● **What you have to do**:
An exact repetition of the data is required; no picture should appear in it.
** Opening Entries shown block **
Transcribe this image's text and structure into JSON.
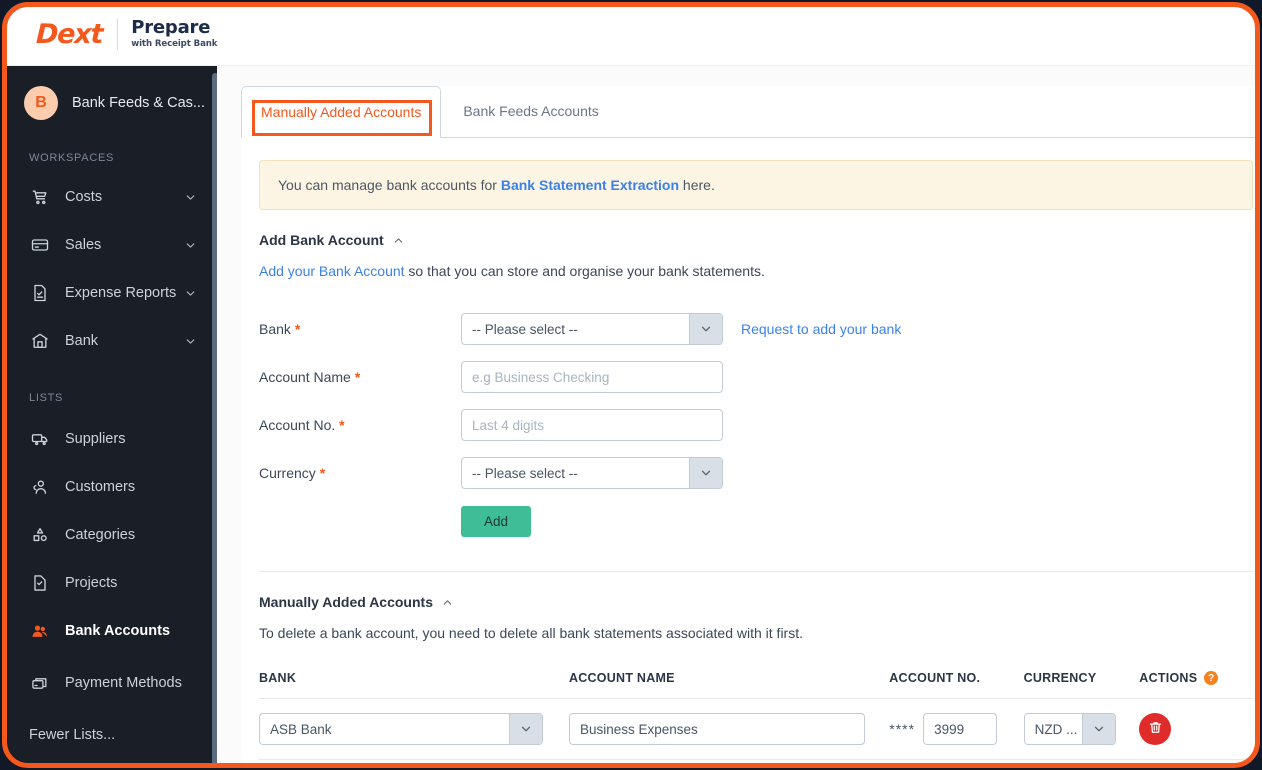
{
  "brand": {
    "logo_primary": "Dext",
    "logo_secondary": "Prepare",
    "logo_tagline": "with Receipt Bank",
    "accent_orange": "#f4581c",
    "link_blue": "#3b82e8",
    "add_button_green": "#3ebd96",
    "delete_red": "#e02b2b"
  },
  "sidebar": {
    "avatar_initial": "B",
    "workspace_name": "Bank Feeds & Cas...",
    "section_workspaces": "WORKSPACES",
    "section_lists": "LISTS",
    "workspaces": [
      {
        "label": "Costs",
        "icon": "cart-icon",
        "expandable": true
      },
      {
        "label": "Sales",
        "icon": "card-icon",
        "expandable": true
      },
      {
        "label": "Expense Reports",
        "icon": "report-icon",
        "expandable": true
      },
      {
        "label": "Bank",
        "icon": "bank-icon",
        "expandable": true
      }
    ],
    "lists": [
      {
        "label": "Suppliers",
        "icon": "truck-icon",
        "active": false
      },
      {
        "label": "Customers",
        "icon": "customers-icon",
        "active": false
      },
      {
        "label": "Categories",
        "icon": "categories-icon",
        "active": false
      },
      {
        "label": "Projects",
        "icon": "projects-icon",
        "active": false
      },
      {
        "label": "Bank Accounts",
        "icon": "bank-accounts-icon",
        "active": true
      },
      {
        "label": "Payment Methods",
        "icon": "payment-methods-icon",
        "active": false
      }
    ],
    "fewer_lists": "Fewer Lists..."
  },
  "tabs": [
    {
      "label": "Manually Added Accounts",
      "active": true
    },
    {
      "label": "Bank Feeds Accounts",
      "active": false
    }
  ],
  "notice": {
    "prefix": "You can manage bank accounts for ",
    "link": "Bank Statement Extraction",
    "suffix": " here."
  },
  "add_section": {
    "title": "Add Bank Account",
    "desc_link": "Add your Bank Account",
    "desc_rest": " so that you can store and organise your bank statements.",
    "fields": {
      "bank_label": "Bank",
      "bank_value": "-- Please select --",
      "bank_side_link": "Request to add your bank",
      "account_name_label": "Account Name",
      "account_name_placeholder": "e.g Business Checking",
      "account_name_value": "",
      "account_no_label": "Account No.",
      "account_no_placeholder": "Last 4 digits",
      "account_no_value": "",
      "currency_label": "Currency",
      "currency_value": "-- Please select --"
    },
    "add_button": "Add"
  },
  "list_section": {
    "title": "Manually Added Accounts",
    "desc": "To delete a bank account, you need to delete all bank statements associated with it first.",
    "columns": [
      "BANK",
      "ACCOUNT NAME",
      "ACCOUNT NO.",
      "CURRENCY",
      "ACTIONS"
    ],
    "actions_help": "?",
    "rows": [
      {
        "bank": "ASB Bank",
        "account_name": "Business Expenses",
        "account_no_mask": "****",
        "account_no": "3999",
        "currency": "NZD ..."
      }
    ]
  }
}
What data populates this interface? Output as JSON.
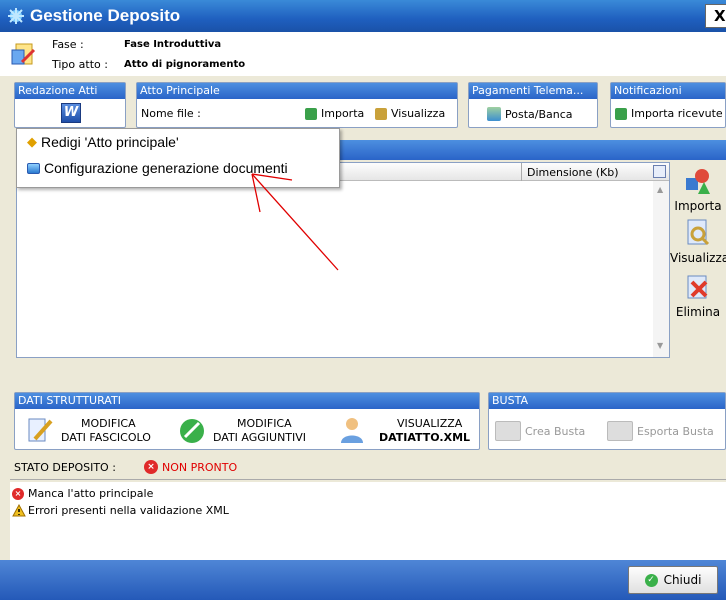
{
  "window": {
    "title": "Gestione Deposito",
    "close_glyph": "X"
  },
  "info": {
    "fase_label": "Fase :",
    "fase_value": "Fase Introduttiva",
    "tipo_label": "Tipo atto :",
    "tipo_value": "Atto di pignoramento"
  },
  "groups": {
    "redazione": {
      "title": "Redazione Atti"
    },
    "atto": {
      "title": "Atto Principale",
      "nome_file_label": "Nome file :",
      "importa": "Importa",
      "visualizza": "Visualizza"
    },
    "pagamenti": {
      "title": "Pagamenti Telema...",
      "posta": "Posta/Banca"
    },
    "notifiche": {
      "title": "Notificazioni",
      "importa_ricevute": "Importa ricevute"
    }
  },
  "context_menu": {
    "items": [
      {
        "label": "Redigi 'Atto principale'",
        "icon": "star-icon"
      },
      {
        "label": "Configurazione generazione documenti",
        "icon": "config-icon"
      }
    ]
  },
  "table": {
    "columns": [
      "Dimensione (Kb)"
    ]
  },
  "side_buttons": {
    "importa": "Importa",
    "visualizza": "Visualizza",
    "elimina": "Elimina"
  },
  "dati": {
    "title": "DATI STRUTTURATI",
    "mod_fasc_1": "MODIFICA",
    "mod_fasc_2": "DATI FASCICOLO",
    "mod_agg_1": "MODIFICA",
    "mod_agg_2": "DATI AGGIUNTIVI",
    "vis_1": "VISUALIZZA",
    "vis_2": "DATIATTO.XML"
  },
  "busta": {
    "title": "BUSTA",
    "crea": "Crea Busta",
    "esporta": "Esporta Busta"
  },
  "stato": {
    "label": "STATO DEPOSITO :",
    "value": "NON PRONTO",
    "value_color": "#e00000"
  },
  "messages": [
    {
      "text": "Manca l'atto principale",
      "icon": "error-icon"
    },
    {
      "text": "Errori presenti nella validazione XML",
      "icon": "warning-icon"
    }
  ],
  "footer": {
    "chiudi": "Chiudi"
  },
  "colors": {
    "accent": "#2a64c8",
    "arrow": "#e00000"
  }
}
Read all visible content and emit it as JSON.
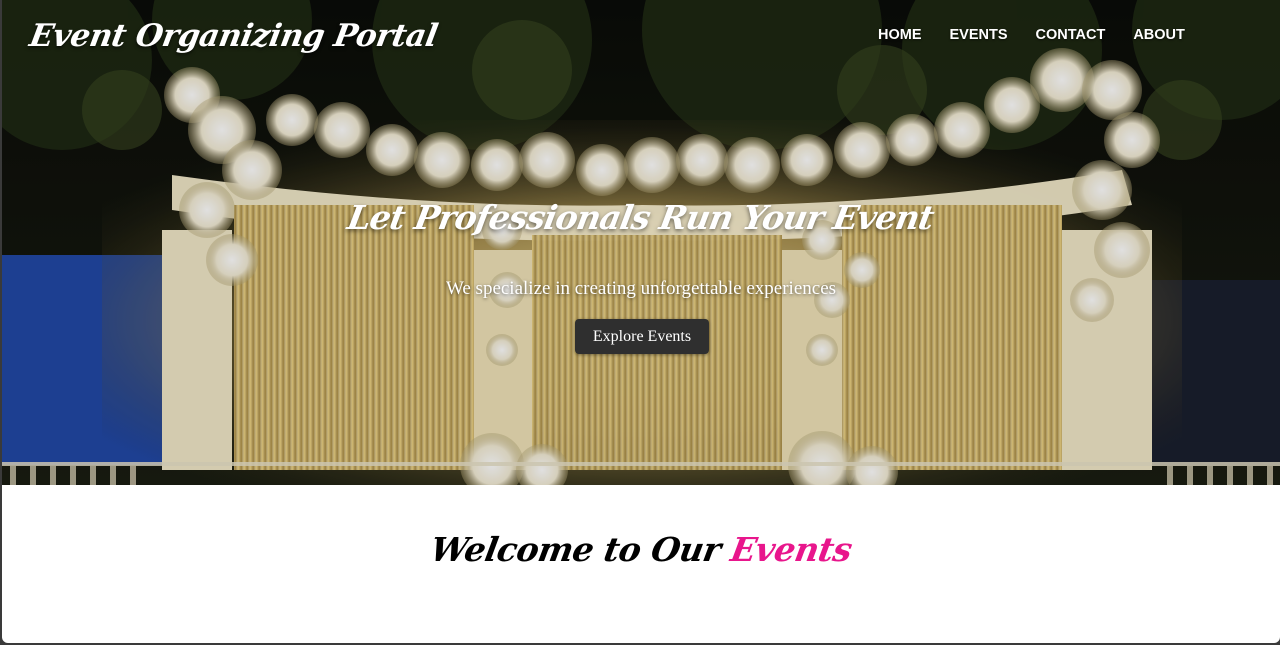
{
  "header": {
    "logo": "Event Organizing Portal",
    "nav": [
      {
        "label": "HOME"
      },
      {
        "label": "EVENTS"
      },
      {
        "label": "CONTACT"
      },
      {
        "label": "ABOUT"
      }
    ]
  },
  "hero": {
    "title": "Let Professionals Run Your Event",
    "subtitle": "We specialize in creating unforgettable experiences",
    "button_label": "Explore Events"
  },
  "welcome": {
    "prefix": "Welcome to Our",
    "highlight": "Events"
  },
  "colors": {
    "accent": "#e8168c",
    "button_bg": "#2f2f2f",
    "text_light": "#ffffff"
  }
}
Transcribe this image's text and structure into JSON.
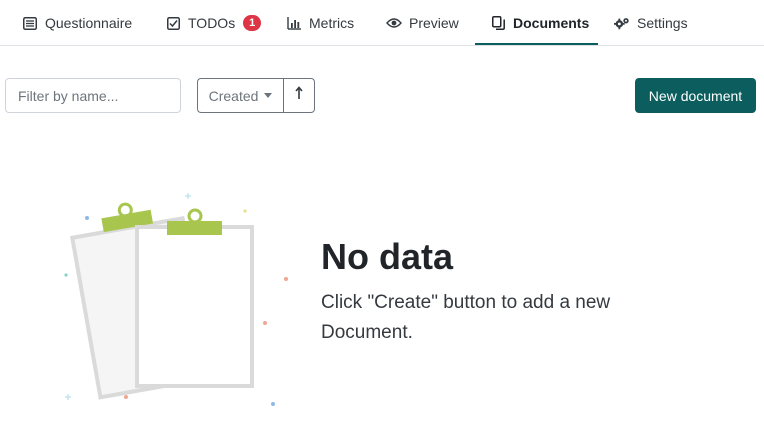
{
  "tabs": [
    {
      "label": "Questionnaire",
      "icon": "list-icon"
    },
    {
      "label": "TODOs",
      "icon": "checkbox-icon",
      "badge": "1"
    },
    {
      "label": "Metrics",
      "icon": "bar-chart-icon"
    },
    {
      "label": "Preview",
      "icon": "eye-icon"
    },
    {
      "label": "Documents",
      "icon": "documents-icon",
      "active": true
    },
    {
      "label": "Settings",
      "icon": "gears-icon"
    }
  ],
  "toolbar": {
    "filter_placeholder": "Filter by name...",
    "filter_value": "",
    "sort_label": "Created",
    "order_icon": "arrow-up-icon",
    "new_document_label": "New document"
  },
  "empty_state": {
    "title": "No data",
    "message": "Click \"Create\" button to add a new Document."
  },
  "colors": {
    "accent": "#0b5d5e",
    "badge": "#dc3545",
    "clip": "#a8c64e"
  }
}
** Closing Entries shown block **
● **Your solution**:
Transcribe this image's text and structure into JSON.
{
  "brand": {
    "logo_primary": "Dext",
    "logo_secondary": "Prepare",
    "logo_tagline": "with Receipt Bank",
    "accent_orange": "#f4581c",
    "link_blue": "#3b82e8",
    "add_button_green": "#3ebd96",
    "delete_red": "#e02b2b"
  },
  "sidebar": {
    "avatar_initial": "B",
    "workspace_name": "Bank Feeds & Cas...",
    "section_workspaces": "WORKSPACES",
    "section_lists": "LISTS",
    "workspaces": [
      {
        "label": "Costs",
        "icon": "cart-icon",
        "expandable": true
      },
      {
        "label": "Sales",
        "icon": "card-icon",
        "expandable": true
      },
      {
        "label": "Expense Reports",
        "icon": "report-icon",
        "expandable": true
      },
      {
        "label": "Bank",
        "icon": "bank-icon",
        "expandable": true
      }
    ],
    "lists": [
      {
        "label": "Suppliers",
        "icon": "truck-icon",
        "active": false
      },
      {
        "label": "Customers",
        "icon": "customers-icon",
        "active": false
      },
      {
        "label": "Categories",
        "icon": "categories-icon",
        "active": false
      },
      {
        "label": "Projects",
        "icon": "projects-icon",
        "active": false
      },
      {
        "label": "Bank Accounts",
        "icon": "bank-accounts-icon",
        "active": true
      },
      {
        "label": "Payment Methods",
        "icon": "payment-methods-icon",
        "active": false
      }
    ],
    "fewer_lists": "Fewer Lists..."
  },
  "tabs": [
    {
      "label": "Manually Added Accounts",
      "active": true
    },
    {
      "label": "Bank Feeds Accounts",
      "active": false
    }
  ],
  "notice": {
    "prefix": "You can manage bank accounts for ",
    "link": "Bank Statement Extraction",
    "suffix": " here."
  },
  "add_section": {
    "title": "Add Bank Account",
    "desc_link": "Add your Bank Account",
    "desc_rest": " so that you can store and organise your bank statements.",
    "fields": {
      "bank_label": "Bank",
      "bank_value": "-- Please select --",
      "bank_side_link": "Request to add your bank",
      "account_name_label": "Account Name",
      "account_name_placeholder": "e.g Business Checking",
      "account_name_value": "",
      "account_no_label": "Account No.",
      "account_no_placeholder": "Last 4 digits",
      "account_no_value": "",
      "currency_label": "Currency",
      "currency_value": "-- Please select --"
    },
    "add_button": "Add"
  },
  "list_section": {
    "title": "Manually Added Accounts",
    "desc": "To delete a bank account, you need to delete all bank statements associated with it first.",
    "columns": [
      "BANK",
      "ACCOUNT NAME",
      "ACCOUNT NO.",
      "CURRENCY",
      "ACTIONS"
    ],
    "actions_help": "?",
    "rows": [
      {
        "bank": "ASB Bank",
        "account_name": "Business Expenses",
        "account_no_mask": "****",
        "account_no": "3999",
        "currency": "NZD ..."
      }
    ]
  }
}
What data populates this interface? Output as JSON.
{
  "window": {
    "title": "Gestione Deposito",
    "close_glyph": "X"
  },
  "info": {
    "fase_label": "Fase :",
    "fase_value": "Fase Introduttiva",
    "tipo_label": "Tipo atto :",
    "tipo_value": "Atto di pignoramento"
  },
  "groups": {
    "redazione": {
      "title": "Redazione Atti"
    },
    "atto": {
      "title": "Atto Principale",
      "nome_file_label": "Nome file :",
      "importa": "Importa",
      "visualizza": "Visualizza"
    },
    "pagamenti": {
      "title": "Pagamenti Telema...",
      "posta": "Posta/Banca"
    },
    "notifiche": {
      "title": "Notificazioni",
      "importa_ricevute": "Importa ricevute"
    }
  },
  "context_menu": {
    "items": [
      {
        "label": "Redigi 'Atto principale'",
        "icon": "star-icon"
      },
      {
        "label": "Configurazione generazione documenti",
        "icon": "config-icon"
      }
    ]
  },
  "table": {
    "columns": [
      "Dimensione (Kb)"
    ]
  },
  "side_buttons": {
    "importa": "Importa",
    "visualizza": "Visualizza",
    "elimina": "Elimina"
  },
  "dati": {
    "title": "DATI STRUTTURATI",
    "mod_fasc_1": "MODIFICA",
    "mod_fasc_2": "DATI FASCICOLO",
    "mod_agg_1": "MODIFICA",
    "mod_agg_2": "DATI AGGIUNTIVI",
    "vis_1": "VISUALIZZA",
    "vis_2": "DATIATTO.XML"
  },
  "busta": {
    "title": "BUSTA",
    "crea": "Crea Busta",
    "esporta": "Esporta Busta"
  },
  "stato": {
    "label": "STATO DEPOSITO :",
    "value": "NON PRONTO",
    "value_color": "#e00000"
  },
  "messages": [
    {
      "text": "Manca l'atto principale",
      "icon": "error-icon"
    },
    {
      "text": "Errori presenti nella validazione XML",
      "icon": "warning-icon"
    }
  ],
  "footer": {
    "chiudi": "Chiudi"
  },
  "colors": {
    "accent": "#2a64c8",
    "arrow": "#e00000"
  }
}
Read all visible content and emit it as JSON.
{
  "header": {
    "logo": "Event Organizing Portal",
    "nav": [
      {
        "label": "HOME"
      },
      {
        "label": "EVENTS"
      },
      {
        "label": "CONTACT"
      },
      {
        "label": "ABOUT"
      }
    ]
  },
  "hero": {
    "title": "Let Professionals Run Your Event",
    "subtitle": "We specialize in creating unforgettable experiences",
    "button_label": "Explore Events"
  },
  "welcome": {
    "prefix": "Welcome to Our",
    "highlight": "Events"
  },
  "colors": {
    "accent": "#e8168c",
    "button_bg": "#2f2f2f",
    "text_light": "#ffffff"
  }
}
Transcribe this image's text and structure into JSON.
{
  "tabs": [
    {
      "label": "Questionnaire",
      "icon": "list-icon"
    },
    {
      "label": "TODOs",
      "icon": "checkbox-icon",
      "badge": "1"
    },
    {
      "label": "Metrics",
      "icon": "bar-chart-icon"
    },
    {
      "label": "Preview",
      "icon": "eye-icon"
    },
    {
      "label": "Documents",
      "icon": "documents-icon",
      "active": true
    },
    {
      "label": "Settings",
      "icon": "gears-icon"
    }
  ],
  "toolbar": {
    "filter_placeholder": "Filter by name...",
    "filter_value": "",
    "sort_label": "Created",
    "order_icon": "arrow-up-icon",
    "new_document_label": "New document"
  },
  "empty_state": {
    "title": "No data",
    "message": "Click \"Create\" button to add a new Document."
  },
  "colors": {
    "accent": "#0b5d5e",
    "badge": "#dc3545",
    "clip": "#a8c64e"
  }
}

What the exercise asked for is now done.